Content starts

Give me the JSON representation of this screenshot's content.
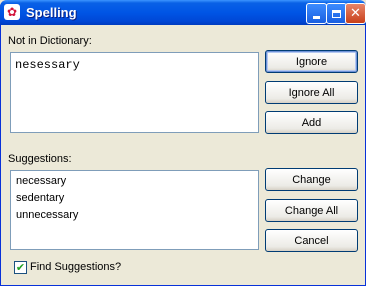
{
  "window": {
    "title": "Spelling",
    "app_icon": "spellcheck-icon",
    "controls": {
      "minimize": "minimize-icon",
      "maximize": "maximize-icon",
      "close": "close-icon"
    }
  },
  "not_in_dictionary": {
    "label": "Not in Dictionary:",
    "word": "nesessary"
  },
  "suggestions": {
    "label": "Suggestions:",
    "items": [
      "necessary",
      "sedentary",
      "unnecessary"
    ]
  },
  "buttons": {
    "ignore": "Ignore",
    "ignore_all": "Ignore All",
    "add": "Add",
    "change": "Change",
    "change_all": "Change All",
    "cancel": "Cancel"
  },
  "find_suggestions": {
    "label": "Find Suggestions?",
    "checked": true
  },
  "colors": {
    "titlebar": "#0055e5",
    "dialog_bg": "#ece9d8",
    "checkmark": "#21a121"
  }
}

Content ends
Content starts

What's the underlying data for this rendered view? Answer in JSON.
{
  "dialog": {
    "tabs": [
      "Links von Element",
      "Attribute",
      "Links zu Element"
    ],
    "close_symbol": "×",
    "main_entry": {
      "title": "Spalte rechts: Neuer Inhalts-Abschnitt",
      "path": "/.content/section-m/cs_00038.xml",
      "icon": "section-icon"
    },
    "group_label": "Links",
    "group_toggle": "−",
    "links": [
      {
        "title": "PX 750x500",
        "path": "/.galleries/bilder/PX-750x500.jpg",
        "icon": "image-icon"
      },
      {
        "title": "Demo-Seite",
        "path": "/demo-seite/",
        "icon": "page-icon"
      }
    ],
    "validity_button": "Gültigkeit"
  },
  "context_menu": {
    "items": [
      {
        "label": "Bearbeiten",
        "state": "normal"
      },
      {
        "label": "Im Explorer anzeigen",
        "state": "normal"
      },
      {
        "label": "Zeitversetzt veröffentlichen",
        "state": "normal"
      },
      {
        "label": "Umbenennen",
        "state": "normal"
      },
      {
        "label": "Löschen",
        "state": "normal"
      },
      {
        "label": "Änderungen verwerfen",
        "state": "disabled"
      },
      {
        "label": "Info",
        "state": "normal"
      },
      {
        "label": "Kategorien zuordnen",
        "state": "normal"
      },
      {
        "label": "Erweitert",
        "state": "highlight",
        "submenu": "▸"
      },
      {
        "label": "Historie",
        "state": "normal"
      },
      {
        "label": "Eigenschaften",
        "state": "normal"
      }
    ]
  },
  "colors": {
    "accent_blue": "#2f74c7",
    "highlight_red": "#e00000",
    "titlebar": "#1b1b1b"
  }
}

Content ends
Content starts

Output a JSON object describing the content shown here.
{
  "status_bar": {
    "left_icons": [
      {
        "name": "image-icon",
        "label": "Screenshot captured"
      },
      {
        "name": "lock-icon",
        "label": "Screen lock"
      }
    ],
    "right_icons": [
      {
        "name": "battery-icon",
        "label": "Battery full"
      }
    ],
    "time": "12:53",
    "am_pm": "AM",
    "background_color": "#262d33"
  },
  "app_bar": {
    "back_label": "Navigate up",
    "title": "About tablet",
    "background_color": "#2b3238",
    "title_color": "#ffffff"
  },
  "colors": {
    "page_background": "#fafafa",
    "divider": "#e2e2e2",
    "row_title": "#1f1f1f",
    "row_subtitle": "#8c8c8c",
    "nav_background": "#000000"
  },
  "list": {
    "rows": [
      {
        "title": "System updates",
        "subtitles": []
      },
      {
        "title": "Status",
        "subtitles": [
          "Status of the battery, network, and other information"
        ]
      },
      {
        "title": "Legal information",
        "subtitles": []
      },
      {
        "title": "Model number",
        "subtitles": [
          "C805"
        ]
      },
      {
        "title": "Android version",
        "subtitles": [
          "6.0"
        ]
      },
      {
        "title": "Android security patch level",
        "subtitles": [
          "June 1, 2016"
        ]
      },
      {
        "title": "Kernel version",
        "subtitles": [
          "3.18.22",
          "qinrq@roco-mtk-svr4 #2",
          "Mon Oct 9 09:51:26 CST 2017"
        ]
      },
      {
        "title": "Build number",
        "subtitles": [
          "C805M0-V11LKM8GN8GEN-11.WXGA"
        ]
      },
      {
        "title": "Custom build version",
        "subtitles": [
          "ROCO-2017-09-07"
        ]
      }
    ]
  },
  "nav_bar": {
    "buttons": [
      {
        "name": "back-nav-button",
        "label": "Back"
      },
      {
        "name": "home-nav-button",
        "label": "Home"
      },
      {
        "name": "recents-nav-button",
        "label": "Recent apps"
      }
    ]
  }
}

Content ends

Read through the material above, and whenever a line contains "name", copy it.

        "name": "image-icon",
        "name": "lock-icon",
        "name": "battery-icon",
        "name": "back-nav-button",
        "name": "home-nav-button",
        "name": "recents-nav-button",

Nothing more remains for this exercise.